Much attention has been paid to development of standardised activities, leaning objectives and curricula.17 18 Similar attention should be given to targeting student training projects that address real needs in the health system, and optimise an environment to enable the implementation and impact of student’s work. One of the keys to doing this is to involve health leaders at trainees’ worksites very closely in the programme through formal consultations and MOUs with senior health department leaders at the outset, enlisting trainee’s direct supervisors and checking in with leaders and supervisors at each face-to-face session. Since our experience in the FSM, to further strengthen field projects we now also require each trainee to share a project update and solicit input from their work units following each DDM module, to explain how they are applying their data work to health interventions, and to document this process in course ‘logbooks’. However, adding these measures to improve worksite engagement with projects added to the heavy burden of didactic plus hands-on work during face-to-face modules (as indicated by the large majority of trainees who rated the sessions as ‘difficult’ to ‘very difficult’). To address this problem we have since added Web-based study materials for each DDM module so that they can be given in ‘flipped classroom’ style so that epidemiology concepts are introduced on-line in advance of each face-to-face session, allowing more time to be spent on hands-on work and worksite engagement during the face-to-face sessions.
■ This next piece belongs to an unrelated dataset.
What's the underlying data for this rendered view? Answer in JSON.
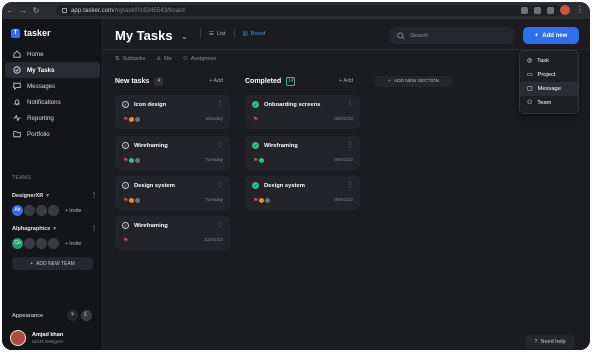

Providing an extra week of protected time for the field project, a measure that we adopted at two sites during DDM in the FSM, also helped to ‘decompress’ the other face-to-face sessions and improved rates of completion and programme impact.

In-country delivery of DDM at state and national levels is more effective than centralised delivery to regional cohorts. Compared with the student outcomes and project impacts of the initial centralised pilot, the in-country delivery helped to produce a ‘critical mass’ of data-literate staff in a jurisdiction, fosters close involvement of health leaders, simplifies programme logistics and reduces costs. Furthermore, we found that with adequate candidate screening involving health leaders, a single programme can accommodate a variety of health workers, including those from various levels (junior to senior) and from public health, healthcare and administrative units. While senior staff tended to produce projects with the greatest impact, data clerks and staff nurses developed better practices in their areas of responsibility and frequently experienced a big boost in enthusiasm for use of data. An exception was the few candidates who did not have the basic math and literacy skills needed to succeed in DDM. Developing a less ambitious, short-course training package for these staff may be useful.

Finally, we confirmed that offering academic credit for DDM motivates trainees. Postgraduate certificates were awarded to successful trainees. Student performance in DDM also helped to identify candidates for the more in-depth (and masters-degree level) Pacific field epidemiology training programme that is now in progress.


DDM was effective in strengthening priority components of national and subnational health information systems. Programme elements that contributed to success include a ‘learning by doing’ emphasis, decentralised delivery at the workplace in multiple locations, formal predelivery consultations with health leaders, allowing lots of protected time for development of field projects, combining repetitive input for projects from both health leaders and instructors, and delivery by field epidemiologists working in the region and for academic credit.

Data availability statement

Data are available upon reasonable request.

Ethics statements

Patient consent for publication



  • Handling editor Seye Abimbola

  • Contributors All of the listed authors contributed substantially to the design, analysis or interpretation of the work, critically reviewed the manuscript and approved the final version.

  • Funding The authors have not declared a specific grant for this research from any funding agency in the public, commercial or not-for-profit sectors.

  • Competing interests None declared.

  • Provenance and peer review Not commissioned; externally peer reviewed.